▶ **Goal of the exercise**
Produce a copy of every line in the records that holds the string "JSON".

·····

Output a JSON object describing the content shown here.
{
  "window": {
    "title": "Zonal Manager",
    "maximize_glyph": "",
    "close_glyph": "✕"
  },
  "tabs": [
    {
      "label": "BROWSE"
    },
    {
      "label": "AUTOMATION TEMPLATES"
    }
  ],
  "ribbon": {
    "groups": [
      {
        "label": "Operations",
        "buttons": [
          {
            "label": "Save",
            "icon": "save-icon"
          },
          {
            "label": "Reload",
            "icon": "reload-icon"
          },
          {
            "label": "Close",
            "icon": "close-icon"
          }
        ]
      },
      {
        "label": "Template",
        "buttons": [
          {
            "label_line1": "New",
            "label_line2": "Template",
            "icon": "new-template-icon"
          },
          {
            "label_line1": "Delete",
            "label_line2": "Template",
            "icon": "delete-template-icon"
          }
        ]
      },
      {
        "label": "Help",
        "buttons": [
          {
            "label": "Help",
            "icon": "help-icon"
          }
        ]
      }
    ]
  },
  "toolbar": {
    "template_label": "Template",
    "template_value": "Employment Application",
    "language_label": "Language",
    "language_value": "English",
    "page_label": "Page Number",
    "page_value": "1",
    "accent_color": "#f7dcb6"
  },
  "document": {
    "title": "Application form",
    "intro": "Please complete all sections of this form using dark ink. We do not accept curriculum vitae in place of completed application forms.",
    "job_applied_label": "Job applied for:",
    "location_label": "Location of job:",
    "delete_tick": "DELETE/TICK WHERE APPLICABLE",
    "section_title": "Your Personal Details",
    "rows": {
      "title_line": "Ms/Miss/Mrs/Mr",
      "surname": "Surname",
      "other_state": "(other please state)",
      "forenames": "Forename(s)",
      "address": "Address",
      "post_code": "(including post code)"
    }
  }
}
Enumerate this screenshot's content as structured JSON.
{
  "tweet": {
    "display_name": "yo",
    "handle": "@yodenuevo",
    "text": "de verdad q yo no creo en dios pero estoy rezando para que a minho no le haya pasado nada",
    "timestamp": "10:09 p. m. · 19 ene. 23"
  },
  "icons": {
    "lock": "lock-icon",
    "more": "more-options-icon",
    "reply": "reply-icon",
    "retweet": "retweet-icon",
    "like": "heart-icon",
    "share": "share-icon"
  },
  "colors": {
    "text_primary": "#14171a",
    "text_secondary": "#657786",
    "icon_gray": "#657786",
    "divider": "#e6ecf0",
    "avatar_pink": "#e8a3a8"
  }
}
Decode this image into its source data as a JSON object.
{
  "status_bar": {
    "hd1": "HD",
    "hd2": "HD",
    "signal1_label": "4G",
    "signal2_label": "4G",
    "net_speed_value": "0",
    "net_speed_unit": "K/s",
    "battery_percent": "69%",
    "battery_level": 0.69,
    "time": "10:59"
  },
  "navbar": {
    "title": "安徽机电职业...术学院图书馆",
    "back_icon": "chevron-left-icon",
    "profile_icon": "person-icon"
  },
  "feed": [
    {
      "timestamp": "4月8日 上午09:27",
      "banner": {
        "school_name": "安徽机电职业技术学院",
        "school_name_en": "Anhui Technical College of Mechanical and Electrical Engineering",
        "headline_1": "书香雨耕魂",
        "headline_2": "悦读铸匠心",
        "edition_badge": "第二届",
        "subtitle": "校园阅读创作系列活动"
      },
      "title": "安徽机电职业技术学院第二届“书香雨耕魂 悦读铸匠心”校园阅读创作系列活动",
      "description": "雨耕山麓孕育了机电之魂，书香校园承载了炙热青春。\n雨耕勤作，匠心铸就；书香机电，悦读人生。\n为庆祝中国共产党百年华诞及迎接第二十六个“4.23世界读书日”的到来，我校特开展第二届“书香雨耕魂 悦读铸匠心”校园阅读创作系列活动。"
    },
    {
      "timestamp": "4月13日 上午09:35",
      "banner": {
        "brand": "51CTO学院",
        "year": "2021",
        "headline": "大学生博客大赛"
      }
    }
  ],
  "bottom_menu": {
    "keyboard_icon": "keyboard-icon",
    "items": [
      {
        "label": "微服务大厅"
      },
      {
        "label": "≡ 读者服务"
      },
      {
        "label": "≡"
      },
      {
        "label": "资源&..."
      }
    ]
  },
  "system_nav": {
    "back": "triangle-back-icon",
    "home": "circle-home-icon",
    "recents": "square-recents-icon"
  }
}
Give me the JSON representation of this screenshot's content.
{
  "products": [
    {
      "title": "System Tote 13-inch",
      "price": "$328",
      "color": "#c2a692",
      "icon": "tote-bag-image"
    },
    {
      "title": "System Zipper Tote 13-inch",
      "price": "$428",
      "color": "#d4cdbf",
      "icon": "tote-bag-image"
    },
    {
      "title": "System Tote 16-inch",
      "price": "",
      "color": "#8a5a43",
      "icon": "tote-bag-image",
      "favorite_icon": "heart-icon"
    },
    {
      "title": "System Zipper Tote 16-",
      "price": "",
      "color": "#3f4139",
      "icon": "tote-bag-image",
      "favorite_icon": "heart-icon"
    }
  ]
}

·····

▶ **Answer**
Output a JSON object describing the content shown here.
Enumerate this screenshot's content as structured JSON.
Decode this image into its source data as a JSON object.
Give me the JSON representation of this screenshot's content.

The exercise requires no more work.